How Pets Improve Your Health
The Physical and Mental Health Benefits of Pet Ownership
By Dr. Eva Evans, a veterinarian and writer for Pets Best, a dog health insurance and cat health insurance agency.
With Valentine’s Day just around the corner, it’s a great time to reflect on the love we have for our pets. While we no doubt love our furry babies, the heart of the matter is that they love us just as much! The news is full of pets performing heroic acts to save their owners, cute videos of puppies curling up with human babies, and cats adopting other species as their own. The often unseen effects of owning a dog or cat, however, are related to your health and how pets improve your health.
The Healing Power of Touch

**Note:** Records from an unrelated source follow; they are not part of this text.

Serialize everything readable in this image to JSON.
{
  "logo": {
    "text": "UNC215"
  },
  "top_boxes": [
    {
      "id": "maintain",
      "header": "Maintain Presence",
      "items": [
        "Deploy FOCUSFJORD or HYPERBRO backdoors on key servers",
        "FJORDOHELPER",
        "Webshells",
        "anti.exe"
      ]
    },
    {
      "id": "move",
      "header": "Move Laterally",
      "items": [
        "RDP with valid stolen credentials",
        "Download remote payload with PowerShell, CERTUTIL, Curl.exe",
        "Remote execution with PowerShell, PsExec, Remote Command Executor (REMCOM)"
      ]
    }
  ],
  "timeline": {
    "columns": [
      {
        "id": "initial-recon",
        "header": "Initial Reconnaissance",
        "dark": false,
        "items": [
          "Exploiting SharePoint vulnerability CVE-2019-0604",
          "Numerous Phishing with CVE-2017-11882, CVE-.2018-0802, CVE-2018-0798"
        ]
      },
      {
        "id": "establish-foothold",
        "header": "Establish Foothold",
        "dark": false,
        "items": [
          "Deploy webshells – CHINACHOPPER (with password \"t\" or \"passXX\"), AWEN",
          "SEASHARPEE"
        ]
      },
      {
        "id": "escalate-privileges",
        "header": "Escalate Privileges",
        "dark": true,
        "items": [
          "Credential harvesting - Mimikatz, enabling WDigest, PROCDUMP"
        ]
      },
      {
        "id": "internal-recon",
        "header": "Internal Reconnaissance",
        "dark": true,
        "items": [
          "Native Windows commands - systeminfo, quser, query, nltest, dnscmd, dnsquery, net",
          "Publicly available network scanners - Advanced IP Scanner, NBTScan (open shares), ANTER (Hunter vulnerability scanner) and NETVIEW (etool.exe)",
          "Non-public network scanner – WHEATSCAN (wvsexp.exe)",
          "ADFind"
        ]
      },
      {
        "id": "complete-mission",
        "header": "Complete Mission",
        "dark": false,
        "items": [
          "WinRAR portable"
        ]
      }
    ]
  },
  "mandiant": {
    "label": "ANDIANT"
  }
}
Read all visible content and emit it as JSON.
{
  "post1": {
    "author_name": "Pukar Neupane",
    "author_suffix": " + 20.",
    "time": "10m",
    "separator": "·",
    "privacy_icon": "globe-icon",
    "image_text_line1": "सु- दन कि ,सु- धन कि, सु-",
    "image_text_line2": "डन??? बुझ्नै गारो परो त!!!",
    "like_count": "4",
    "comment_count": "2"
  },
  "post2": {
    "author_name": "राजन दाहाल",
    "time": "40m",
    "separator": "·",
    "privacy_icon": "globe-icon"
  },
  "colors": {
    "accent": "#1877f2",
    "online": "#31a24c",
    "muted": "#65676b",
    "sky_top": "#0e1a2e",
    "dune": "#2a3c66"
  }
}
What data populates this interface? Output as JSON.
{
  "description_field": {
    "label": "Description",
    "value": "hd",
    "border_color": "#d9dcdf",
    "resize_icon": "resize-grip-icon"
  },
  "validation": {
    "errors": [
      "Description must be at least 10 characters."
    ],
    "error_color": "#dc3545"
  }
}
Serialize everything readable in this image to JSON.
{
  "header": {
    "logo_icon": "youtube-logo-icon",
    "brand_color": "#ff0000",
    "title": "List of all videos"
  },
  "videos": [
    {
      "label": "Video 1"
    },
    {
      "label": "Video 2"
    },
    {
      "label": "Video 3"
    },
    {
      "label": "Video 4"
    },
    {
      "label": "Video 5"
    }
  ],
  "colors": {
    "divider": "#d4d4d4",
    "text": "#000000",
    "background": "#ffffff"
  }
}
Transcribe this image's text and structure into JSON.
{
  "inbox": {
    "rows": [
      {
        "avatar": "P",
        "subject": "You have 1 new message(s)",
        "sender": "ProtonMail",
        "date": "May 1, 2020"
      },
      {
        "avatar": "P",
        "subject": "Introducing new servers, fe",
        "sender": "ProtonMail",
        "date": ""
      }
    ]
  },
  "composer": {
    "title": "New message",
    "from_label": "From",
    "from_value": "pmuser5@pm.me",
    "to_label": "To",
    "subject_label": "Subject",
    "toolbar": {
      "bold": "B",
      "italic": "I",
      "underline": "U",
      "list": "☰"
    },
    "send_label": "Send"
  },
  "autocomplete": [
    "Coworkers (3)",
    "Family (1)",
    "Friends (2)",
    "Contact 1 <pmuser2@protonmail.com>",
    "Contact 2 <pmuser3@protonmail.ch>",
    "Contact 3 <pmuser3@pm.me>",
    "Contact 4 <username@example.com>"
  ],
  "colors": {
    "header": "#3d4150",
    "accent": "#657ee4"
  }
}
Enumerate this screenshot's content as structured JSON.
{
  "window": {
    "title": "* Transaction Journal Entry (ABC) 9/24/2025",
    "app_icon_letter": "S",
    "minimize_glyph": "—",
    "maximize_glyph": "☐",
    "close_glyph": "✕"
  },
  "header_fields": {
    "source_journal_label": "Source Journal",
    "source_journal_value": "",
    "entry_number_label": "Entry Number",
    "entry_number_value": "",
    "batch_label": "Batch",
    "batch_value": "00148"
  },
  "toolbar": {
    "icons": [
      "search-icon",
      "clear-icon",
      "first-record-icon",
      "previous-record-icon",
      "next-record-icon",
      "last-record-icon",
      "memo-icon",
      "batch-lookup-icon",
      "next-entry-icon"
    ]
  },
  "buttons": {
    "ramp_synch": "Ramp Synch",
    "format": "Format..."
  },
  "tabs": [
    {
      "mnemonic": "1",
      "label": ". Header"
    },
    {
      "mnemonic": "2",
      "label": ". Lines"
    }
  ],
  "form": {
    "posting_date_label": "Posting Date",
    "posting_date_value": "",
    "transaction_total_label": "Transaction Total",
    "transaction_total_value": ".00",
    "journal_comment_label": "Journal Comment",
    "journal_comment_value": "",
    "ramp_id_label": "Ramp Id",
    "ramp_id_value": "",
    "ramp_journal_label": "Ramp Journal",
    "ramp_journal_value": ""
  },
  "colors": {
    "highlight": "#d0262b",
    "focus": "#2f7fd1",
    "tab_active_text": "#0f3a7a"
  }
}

It’s no secret that animals and humans share a special bond. It’s also well known that being around pets can positively impact your health too! Numerous studies concerning the health benefits associated with animals involve touch. The American Heart Association found that therapy dogs improved the health of hospitalized congestive heart failure patients. After spending just 12 minutes with a therapy dog, patients showed significantly reduced stress hormones, anxiety, and blood pressure. This translated into a more positive patient outcome. This benefit doesn’t just apply to humans either. Pets can benefit from human touch including petting and massage too.
Mental Health Benefits of Owning Pets
Pets aren’t just good for our physical health, they also improve mental health! Take this to heart: A study from Vanderbilt University found that therapy dogs had a major positive effect on children undergoing chemotherapy. Pediatric cancer patients exposed to therapy dogs had decreased anxiety and were able to adapt better socially after chemotherapy treatments. Pets also help ward off loneliness and counter feelings of rejection that can occur in everyday life. A study by the American Psychological Association (APA) found that pet owners tended to be less lonely, more physically fit, less fearful and possess greater self-esteem than non-pet owners. According to the APA study, pets also give people a meaningful existence.
Pets Help Keep All of Us Healthy
Therapy pets make a difference in the lives of countless people. These pets are the heart and soul of wellness. Therapy pets (which includes mainly dogs but also cats, horses, pigs, rabbits, goats and more) have changed lives for people struggling with physical, mental and emotional issues. They are being used to help rehabilitate inmates, decrease PTSD in soldiers returning from war, help autistic children cope with new environments and increase immune function in people with illnesses. Pets for Vets is one such organization. It unites veterans in need with pets in need to help them both overcome life’s challenges and receive a second chance.
Dogs in the Classroom
Therapy dogs are also becoming common in classrooms across the nation as they help students feel more at ease. This translates into better grades. Pets Best recognizes these superb therapy dogs every March with its Books & Barks Contest. Since 2014, the contest has donated funds to school reading programs and animal charities selected by its winners.
So next time you get sick, have a “heart to heart” conversation with your doctor and increase your daily dose of animal interaction. This month, let’s take time to show them our love with a heartfelt hug and kiss!
Photo above: One of the Pets Best “Books & Barks” contest winners, Ellie Rose, a Bernese mountain dog and the students she reads to at Peterson Elementary in Naperville, Illinois.